When to get it: Because the vaccine takes a few weeks to become effective, get it as soon as it’s available in your area; the best time is usually September or October. But if you miss it in fall, don’t worry: Just make sure you get it later in the season.
Essential Vaccine #2: Tdap or Td Booster
This vaccine protects against three potentially deadly diseases:
- Tetanus, which causes painful muscle stiffness and can lead to difficulty breathing or swallowing
- Diphtheria, which may lead to heart failure or paralysis
- Pertussis, or whooping cough, which causes violent, uncontrollable coughing that can make breathing a struggle
Diphtheria and pertussis can spread from person to person through coughing and sneezing; tetanus is transmitted through breaks in the skin.
Who needs it: Everyone.
When to get it: If you’ve never had a Tdap shot, get one as soon as possible. If you’ve previously had one, get a Td booster every 10 years. And if you get a severe cut or burn, but can’t remember the last time you received either vaccination, check in with your doctor straight away.
Essential Vaccine #3: Chickenpox and Shingles
Both of these conditions have the same culprit: the varicella-zoster virus (VZV). After having chickenpox, the virus remains inactive in the body and can flare up as shingles later in life.

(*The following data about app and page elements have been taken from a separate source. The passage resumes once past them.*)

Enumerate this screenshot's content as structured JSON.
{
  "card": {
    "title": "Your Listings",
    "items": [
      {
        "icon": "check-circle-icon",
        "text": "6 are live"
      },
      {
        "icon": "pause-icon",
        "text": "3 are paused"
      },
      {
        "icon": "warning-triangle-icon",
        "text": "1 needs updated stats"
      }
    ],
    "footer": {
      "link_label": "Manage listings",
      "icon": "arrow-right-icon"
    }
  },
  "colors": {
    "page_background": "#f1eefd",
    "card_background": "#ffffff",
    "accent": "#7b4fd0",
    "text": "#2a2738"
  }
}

Who needs it: If you had chickenpox (varicella) as a kid, you probably remember it as an itchy, miserable week of your life. If you didn’t have it, you’ll need a chickenpox vaccine now. And if you’re 50 or older, experts recommend two doses of Shingrix, which provides long-lasting protection. If you’ve had a different version of the shingles shot, your doctor may recommend that you get revaccinated.
When to get it: Talk to your doctor about when to schedule this vaccine if you’re also planning to get a COVID vaccine around the same time.
Essential Vaccine #4: Pneumonia
The pneumococcal vaccine protects against dangerous infections of the bloodstream and lungs, including pneumonia. Pneumococcal disease is common in kids—but it can be extremely dangerous in older adults.
Who needs it: All adults ages 65 and older, and some younger people (with certain health conditions).
When to get it: You’ve most likely already been vaccinated, but it’s important to check with your provider to be sure. There are two different pneumococcal vaccines available: PCV13 (Prevnar 13) and PPSV23 (Pneumovax 23). Many adults ages 65 and older get a dose of each, spaced at least a year apart. But depending on your age and health history, your doctor may recommend a different vaccination schedule.
The information in this story is accurate as of press time and posting. To limit the spread of the coronavirus, it’s important to continue practicing social distancing (keeping at least 6 feet away from people outside your household) and washing your hands frequently. You should also be appropriately masked per CDC guidelines. Because the situation surrounding COVID-19 continues to evolve, we encourage readers to follow the news and recommendations for their own communities by using the resources from the CDC, WHO, and their local public health department.